    We also need to remember that the MoD is a very small global player in defence sales terms. The current Bowman project (which is even more utterly appalling than this Chinook feck up) will only cost £2.4bn - the equivalent US project is worth £85bn. Therefore, industry does not need the UK military business paycheque, and can therefore resource elsewhere.

    Doesn't get away from the fact that this is yet another example of woeful procurement, with decisions on military utility being sacrificed for political gain. And if the PAC think that this is 'one of the worst examples of equipment procurement that the committee has seen', I suggest they haven't seen anything yet!

    Anyone for NEC? :D
  5. A 'Super Belvedere' is an interesting concept adastra. Shame it didn't make it, along with the supersonic Harrier and HS 681.
  6. Much as Boeing have been in the news for all the wrong reasons recently they're not actually to blame for this one. The DPA ordered the helos to a spec they wrote and Boeing delivered exactly what they were asked for.

    When the helos got to Boscombe and the chaps there tried to generate a Military Aircraft Release (MAR) to UK standards it was found that the spec they'd been bought to was not sufficient to allow this to happen. Boeing will help - you just have to pay them for whatever they do, which is after all a not unreasonable thing for a business to require.

    The real culprits here are the DPA who bought something that could never go into service under the current regs.
  7. Much as I would like to blame the government for this huge mess, the true seat of blame lies somewhere in the corridors of MOD Whitehall. I very much doubt that those who are ultimately responsible will ever be bought to account. Indeed, I would not be greatly surprised to discover they have been promoted and are supervising future expensive mistakes.

    And until that culture is changed and individuals made accountable for the projects they run, this WILL happen again. I understand part of the problem lies in the fact that senior personnel in these teams change on a fairly regular basis. This can only make the difficult process of procurement even trickier and introduce huge potential for misunderstanding and miscommunication. And while that sort of madness is the norm, it is not a matter of 'if' it happens again, but 'when'.
  8. Dear friend!

    Don't worry. If American helicopters can't fly then there are other ones on the market.

    I suppose that the problem was known long ago. So practical Brits are prepared.
  9. Shortage?

    So instead of being able to book them and sit around waiting for JHC to say they can't fly because the Officers Mess teapot was cold at breakfast we now can't book them because they aren't there.

    Think of all the soldiering we're going to have to do instead of sitting on the LZ.

    Damn. :roll:
  10. Doesn't help when the Navy throw their's away rather than check the fuel level! Or does it know mean that Broon's taking so much in fuel duty that it's cheaper to throw it away rather than fill her up? :wink:

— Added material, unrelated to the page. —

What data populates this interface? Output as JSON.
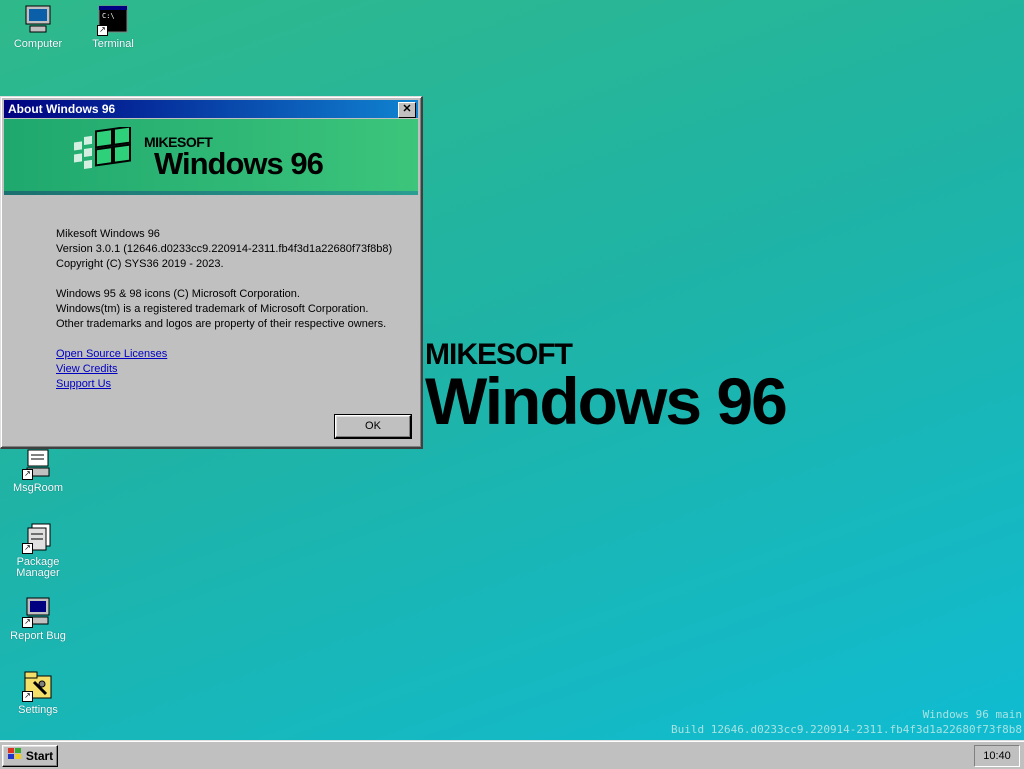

  11. You know, it's funny you should say that: Guess what did for the Nottingham's helicopter...
  12. I think the govenment ideal solution to the helicopter crisis is to reduce the amount of forces we have rather than procure new helicopters.

    This is just plain stupid, Helicopters are essential on the modern battlefield,

    Am glad i got out, or i would end up going on Ops in my shreddies by the time the govenment had finished with there cuts and lack of fore sight!
  13. What about Apache?
    Great if you are a huge super power and can have a heli for every occasion but ARRSE for a small Army like the Brits who needs one tool to do many jobs (A bit like a 2Lt). Blackhawk would do the Apache job and have the utility of the Puma and cost about one tenth of the price of Apache.
  14. Is this news? I for one remember practising helicopter drills in the FRG using Bedfords and then TRM as surrogate Pumas...of course underslung loads were a bit difficult to simulate!

    Talking of sitting on the LZ waiting for non-available assets, I recall a 3 Cdo BAS Gazelle fluttering down through the impenetrable mists of OTA to inform us that the RAF Pumas were not coming, as it was unsuitable weather for flying...